§ **Element data from apps and pages**:
-------

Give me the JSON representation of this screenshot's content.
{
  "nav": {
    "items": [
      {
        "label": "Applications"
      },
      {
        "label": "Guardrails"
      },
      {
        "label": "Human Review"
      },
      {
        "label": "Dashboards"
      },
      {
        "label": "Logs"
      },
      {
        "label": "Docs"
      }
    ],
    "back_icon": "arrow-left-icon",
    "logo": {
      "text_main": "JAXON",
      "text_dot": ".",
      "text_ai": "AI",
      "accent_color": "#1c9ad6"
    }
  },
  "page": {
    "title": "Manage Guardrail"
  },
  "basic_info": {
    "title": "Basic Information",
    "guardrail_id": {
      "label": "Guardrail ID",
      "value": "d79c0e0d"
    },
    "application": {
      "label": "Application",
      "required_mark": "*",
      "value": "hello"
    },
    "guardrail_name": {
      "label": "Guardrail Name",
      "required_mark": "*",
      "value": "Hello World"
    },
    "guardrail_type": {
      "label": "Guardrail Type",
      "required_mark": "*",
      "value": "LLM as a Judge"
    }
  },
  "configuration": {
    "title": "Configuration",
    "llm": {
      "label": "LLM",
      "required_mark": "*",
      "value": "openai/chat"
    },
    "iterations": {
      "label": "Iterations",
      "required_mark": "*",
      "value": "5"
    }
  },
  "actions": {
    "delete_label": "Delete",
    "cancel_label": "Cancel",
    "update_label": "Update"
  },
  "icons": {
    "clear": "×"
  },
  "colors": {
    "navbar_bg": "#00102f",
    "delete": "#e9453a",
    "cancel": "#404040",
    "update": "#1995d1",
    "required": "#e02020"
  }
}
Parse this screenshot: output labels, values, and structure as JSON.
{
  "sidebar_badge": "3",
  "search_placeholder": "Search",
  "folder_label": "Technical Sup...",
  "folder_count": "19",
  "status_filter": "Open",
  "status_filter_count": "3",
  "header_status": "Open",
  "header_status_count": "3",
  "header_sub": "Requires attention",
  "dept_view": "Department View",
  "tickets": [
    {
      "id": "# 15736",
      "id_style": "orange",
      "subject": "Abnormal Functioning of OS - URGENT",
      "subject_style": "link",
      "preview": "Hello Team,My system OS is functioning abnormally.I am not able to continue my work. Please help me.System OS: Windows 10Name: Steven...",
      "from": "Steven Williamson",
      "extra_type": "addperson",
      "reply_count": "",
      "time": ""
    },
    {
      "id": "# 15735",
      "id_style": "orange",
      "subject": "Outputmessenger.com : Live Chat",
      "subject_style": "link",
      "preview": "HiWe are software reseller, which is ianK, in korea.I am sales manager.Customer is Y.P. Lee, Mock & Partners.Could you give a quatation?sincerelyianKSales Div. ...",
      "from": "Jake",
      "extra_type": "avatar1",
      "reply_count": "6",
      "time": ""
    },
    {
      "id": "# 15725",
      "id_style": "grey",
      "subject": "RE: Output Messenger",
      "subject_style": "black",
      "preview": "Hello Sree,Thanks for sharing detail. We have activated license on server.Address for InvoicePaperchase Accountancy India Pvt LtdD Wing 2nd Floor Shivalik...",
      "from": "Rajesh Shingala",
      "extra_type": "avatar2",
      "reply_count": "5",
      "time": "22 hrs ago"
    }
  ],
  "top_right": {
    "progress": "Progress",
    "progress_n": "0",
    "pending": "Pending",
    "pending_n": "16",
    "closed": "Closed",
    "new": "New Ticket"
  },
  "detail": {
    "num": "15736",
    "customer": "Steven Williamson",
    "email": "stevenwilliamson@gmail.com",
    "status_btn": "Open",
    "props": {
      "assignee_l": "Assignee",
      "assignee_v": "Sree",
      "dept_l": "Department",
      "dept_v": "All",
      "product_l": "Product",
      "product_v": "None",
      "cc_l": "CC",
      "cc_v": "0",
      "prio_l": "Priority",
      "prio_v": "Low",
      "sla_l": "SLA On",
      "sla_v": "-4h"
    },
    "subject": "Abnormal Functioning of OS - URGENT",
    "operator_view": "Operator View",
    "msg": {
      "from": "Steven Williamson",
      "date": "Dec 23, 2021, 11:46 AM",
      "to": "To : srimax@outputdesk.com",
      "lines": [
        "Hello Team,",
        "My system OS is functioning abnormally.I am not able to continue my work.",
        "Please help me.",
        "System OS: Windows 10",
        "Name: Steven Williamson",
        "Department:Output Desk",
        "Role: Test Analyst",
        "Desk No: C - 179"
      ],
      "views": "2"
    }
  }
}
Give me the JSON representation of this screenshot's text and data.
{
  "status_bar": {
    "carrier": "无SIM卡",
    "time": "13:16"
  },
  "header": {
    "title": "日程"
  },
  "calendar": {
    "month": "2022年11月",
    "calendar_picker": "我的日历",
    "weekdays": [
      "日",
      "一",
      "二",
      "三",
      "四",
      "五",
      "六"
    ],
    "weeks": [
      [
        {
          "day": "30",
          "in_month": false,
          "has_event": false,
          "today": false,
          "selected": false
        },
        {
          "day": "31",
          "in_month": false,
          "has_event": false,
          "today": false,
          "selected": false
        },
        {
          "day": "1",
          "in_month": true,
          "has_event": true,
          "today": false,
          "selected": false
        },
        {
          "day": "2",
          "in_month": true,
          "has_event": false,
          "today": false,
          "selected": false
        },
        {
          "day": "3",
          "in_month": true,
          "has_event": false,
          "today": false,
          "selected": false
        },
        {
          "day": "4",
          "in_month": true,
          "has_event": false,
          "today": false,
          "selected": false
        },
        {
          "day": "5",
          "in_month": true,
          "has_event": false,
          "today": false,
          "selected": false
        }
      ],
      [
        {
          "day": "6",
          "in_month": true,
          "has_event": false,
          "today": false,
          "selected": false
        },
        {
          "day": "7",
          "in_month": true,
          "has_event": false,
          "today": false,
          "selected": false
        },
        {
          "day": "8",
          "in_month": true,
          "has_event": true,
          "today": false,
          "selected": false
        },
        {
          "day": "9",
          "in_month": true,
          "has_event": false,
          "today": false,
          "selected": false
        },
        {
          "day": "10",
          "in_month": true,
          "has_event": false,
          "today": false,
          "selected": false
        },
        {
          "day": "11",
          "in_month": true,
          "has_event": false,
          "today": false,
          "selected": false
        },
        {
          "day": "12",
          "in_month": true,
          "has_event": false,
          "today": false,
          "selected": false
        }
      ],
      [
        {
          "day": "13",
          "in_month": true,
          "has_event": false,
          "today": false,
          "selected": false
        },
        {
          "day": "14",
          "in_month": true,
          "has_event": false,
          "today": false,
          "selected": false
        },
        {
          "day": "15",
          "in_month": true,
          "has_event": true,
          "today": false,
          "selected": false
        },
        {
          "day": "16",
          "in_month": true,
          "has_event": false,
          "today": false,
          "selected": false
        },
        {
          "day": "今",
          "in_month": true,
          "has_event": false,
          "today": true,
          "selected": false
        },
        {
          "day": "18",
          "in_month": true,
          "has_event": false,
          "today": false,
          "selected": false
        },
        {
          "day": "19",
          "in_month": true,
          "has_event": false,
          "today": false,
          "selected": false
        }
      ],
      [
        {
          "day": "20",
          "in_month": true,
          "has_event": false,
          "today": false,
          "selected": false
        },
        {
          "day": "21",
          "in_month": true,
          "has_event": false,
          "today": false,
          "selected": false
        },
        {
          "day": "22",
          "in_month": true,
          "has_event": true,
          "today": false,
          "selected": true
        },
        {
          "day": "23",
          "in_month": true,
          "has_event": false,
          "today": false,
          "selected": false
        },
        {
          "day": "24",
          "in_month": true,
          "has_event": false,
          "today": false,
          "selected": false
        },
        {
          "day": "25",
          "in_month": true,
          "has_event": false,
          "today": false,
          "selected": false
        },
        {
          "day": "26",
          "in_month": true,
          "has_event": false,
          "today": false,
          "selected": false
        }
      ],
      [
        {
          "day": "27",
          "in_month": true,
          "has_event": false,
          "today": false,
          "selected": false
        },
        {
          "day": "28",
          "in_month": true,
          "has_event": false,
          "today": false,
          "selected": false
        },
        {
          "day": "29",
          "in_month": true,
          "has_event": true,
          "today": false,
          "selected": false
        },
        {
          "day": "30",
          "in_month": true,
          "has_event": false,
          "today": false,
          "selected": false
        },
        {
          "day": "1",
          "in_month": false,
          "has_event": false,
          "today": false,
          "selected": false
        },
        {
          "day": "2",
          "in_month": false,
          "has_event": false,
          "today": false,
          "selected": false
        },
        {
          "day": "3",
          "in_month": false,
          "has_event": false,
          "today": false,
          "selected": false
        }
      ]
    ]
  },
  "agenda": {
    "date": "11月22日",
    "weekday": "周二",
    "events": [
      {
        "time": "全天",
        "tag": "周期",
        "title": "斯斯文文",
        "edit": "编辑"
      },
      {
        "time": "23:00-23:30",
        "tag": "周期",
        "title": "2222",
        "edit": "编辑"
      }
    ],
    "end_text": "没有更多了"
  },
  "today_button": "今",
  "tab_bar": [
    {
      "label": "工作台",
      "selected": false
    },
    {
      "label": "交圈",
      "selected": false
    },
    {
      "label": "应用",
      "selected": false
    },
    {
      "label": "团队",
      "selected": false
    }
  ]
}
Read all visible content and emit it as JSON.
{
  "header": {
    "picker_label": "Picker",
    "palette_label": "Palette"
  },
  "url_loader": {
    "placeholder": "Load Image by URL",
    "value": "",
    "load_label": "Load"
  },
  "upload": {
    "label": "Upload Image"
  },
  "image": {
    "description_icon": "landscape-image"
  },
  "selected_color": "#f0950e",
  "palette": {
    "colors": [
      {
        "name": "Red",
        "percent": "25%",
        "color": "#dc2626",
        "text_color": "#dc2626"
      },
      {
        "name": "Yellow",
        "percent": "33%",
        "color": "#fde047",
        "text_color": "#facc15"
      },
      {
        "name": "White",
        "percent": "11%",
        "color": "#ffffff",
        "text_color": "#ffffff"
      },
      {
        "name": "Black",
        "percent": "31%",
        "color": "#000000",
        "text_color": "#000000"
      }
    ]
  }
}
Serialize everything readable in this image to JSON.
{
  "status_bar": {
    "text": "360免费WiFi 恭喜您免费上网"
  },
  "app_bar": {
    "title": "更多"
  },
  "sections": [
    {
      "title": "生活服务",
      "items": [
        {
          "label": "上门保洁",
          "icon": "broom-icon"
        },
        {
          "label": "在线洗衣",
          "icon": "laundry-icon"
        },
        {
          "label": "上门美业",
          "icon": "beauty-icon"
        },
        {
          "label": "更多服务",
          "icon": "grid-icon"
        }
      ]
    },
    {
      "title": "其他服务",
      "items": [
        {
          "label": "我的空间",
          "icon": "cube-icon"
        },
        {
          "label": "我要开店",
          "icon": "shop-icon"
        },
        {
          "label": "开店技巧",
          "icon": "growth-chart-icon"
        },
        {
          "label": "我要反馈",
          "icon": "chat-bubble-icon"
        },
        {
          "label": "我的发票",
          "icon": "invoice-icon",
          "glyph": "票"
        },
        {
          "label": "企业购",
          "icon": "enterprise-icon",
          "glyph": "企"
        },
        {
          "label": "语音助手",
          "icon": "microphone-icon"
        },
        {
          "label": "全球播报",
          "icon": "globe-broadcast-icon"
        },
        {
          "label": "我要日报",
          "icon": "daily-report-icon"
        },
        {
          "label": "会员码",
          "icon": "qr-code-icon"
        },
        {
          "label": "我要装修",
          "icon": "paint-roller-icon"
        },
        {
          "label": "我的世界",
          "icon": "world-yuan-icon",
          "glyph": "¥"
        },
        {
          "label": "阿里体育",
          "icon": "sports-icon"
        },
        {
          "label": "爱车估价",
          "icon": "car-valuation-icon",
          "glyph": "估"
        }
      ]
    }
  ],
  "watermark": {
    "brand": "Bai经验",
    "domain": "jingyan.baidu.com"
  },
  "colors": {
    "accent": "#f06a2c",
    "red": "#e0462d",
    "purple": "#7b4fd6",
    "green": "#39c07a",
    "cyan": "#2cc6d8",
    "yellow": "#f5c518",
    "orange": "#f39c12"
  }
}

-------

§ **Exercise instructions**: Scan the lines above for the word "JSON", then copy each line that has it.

§ **Output of the exercise**:
Give me the JSON representation of this screenshot's content.
Parse this screenshot: output labels, values, and structure as JSON.
Give me the JSON representation of this screenshot's text and data.
Read all visible content and emit it as JSON.
Serialize everything readable in this image to JSON.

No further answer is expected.